■ Work request:
For the word "Virtual", copy every line of the material that includes it.

■ Supplied records:
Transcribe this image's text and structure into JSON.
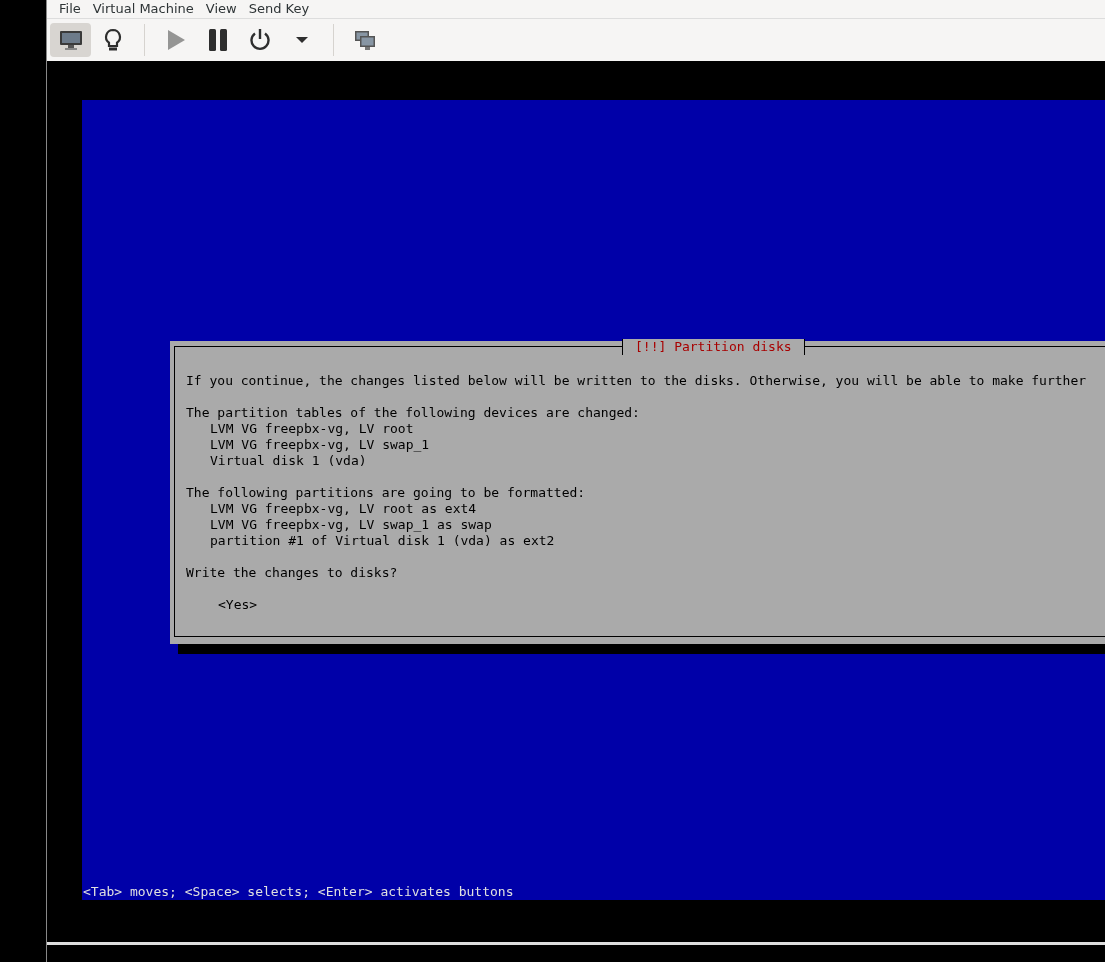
{
  "menu_bar": [
    "File",
    "Virtual Machine",
    "View",
    "Send Key"
  ],
  "toolbar": [
    {
      "kind": "console",
      "selected": true,
      "disabled": false
    },
    {
      "kind": "details",
      "selected": false,
      "disabled": false
    },
    {
      "kind": "separator"
    },
    {
      "kind": "run",
      "selected": false,
      "disabled": true
    },
    {
      "kind": "pause",
      "selected": false,
      "disabled": false
    },
    {
      "kind": "power",
      "selected": false,
      "disabled": false
    },
    {
      "kind": "caret",
      "selected": false,
      "disabled": false
    },
    {
      "kind": "separator"
    },
    {
      "kind": "fullscreen",
      "selected": false,
      "disabled": false
    }
  ],
  "dialog": {
    "title": "[!!] Partition disks",
    "intro": "If you continue, the changes listed below will be written to the disks. Otherwise, you will be able to make further",
    "sections": [
      {
        "heading": "The partition tables of the following devices are changed:",
        "items": [
          "LVM VG freepbx-vg, LV root",
          "LVM VG freepbx-vg, LV swap_1",
          "Virtual disk 1 (vda)"
        ]
      },
      {
        "heading": "The following partitions are going to be formatted:",
        "items": [
          "LVM VG freepbx-vg, LV root as ext4",
          "LVM VG freepbx-vg, LV swap_1 as swap",
          "partition #1 of Virtual disk 1 (vda) as ext2"
        ]
      }
    ],
    "question": "Write the changes to disks?",
    "buttons": [
      "<Yes>"
    ]
  },
  "help_line": "<Tab> moves; <Space> selects; <Enter> activates buttons"
}
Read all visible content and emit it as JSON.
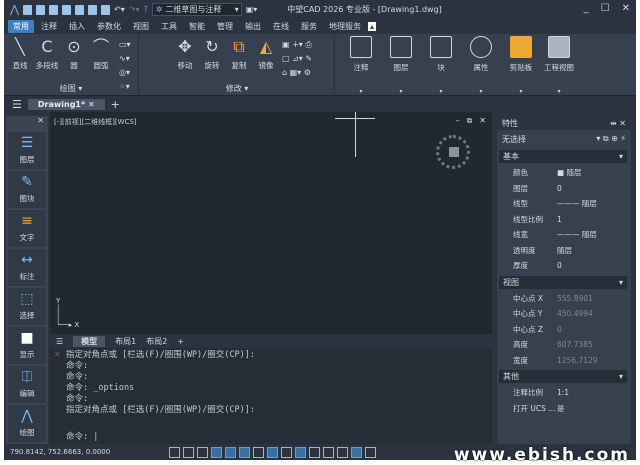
{
  "titlebar": {
    "workspace": "二维草图与注释",
    "title": "中望CAD 2026 专业版 - [Drawing1.dwg]"
  },
  "menu": [
    "常用",
    "注释",
    "插入",
    "参数化",
    "视图",
    "工具",
    "智能",
    "管理",
    "输出",
    "在线",
    "服务",
    "地理服务"
  ],
  "ribbon": {
    "draw": {
      "title": "绘图",
      "tools": [
        "直线",
        "多段线",
        "圆",
        "圆弧"
      ]
    },
    "modify": {
      "title": "修改",
      "tools": [
        "移动",
        "旋转",
        "复制",
        "镜像"
      ]
    },
    "panels": [
      "注释",
      "图层",
      "块",
      "属性",
      "剪贴板",
      "工程视图"
    ]
  },
  "doc_tab": "Drawing1*",
  "left_toolbar": [
    "图层",
    "图块",
    "文字",
    "标注",
    "选择",
    "显示",
    "编辑",
    "绘图"
  ],
  "viewport_label": "[-][前视][二维线框][WCS]",
  "layout_tabs": [
    "模型",
    "布局1",
    "布局2"
  ],
  "command": {
    "history": [
      "指定对角点或 [栏选(F)/圈围(WP)/圈交(CP)]:",
      "命令:",
      "命令:",
      "命令: _options",
      "命令:",
      "指定对角点或 [栏选(F)/圈围(WP)/圈交(CP)]:"
    ],
    "prompt": "命令:"
  },
  "properties": {
    "title": "特性",
    "selection": "无选择",
    "sections": [
      {
        "name": "基本",
        "rows": [
          [
            "颜色",
            "■ 随层"
          ],
          [
            "图层",
            "0"
          ],
          [
            "线型",
            "——— 随层"
          ],
          [
            "线型比例",
            "1"
          ],
          [
            "线宽",
            "——— 随层"
          ],
          [
            "透明度",
            "随层"
          ],
          [
            "厚度",
            "0"
          ]
        ]
      },
      {
        "name": "视图",
        "rows": [
          [
            "中心点 X",
            "555.8901"
          ],
          [
            "中心点 Y",
            "450.4994"
          ],
          [
            "中心点 Z",
            "0"
          ],
          [
            "高度",
            "607.7385"
          ],
          [
            "宽度",
            "1256.7129"
          ]
        ]
      },
      {
        "name": "其他",
        "rows": [
          [
            "注释比例",
            "1:1"
          ],
          [
            "打开 UCS ...",
            "是"
          ]
        ]
      }
    ]
  },
  "status": {
    "coords": "790.8142, 752.6663, 0.0000"
  },
  "watermark": "www.ebish.com"
}
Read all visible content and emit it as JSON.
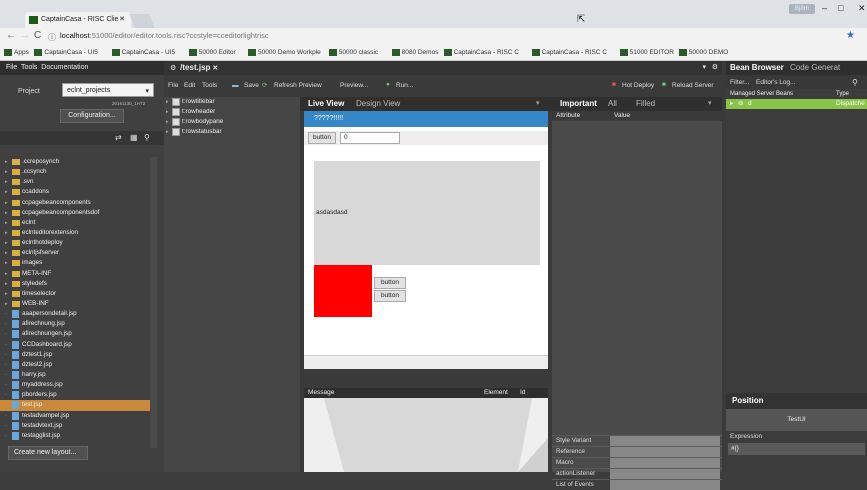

■ Result of this task:
    "Virtual Machine",
          "Virtual disk 1 (vda)"
          "partition #1 of Virtual disk 1 (vda) as ext2"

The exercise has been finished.